Rising interest rates have put pressure on homeowners, with 87,930 in arrears said UK Finance, up 18% compared with July to September last year.
Among landlords, the number in arrears doubled in a year.
Home repossessions are rare, but lenders and charities urge people to act early when facing trouble.
Despite the sharp rise in mortgages in arrears, the number where payments have fallen behind still represent just 1% of the 8.8 million outstanding mortgages, trade body UK Finance said.
That will come as a relief during a period of tough cost-of-living pressures and steadily rising interest rates.
However, homeowners tend to prioritise their mortgage repayments, sometimes leaving them unable to pay other bills. Such circumstances are masked by these figures.
But there has now been a relatively sharp rise in arrears, as the pressure gets more intense and fixed mortgage deals expire and are replaced by more expensive loans. An estimated 1.6 million deals will expire next year, with the vast majority rolling onto much higher rates of interest.
The number of homeowners in arrears was up 7% in July to September compared with the previous quarter, UK Finance said.
One 79-year-old homeowners said that he had cut back on other costs as much as he could, but was only able to pay part of his mortgage bill each month.

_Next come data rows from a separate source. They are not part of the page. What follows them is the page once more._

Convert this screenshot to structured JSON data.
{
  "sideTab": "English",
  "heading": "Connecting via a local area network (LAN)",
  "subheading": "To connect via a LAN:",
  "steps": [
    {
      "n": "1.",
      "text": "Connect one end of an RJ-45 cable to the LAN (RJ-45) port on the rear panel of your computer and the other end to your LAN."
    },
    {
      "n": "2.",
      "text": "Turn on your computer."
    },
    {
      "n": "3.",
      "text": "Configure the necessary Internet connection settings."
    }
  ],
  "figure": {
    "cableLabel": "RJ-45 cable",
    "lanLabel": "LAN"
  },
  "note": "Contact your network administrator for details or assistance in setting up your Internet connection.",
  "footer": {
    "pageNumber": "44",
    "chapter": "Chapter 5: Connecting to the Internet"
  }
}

“The anxiety is affecting my health,” he said, claiming that he had received slow responses when highlighting the issue to his lender.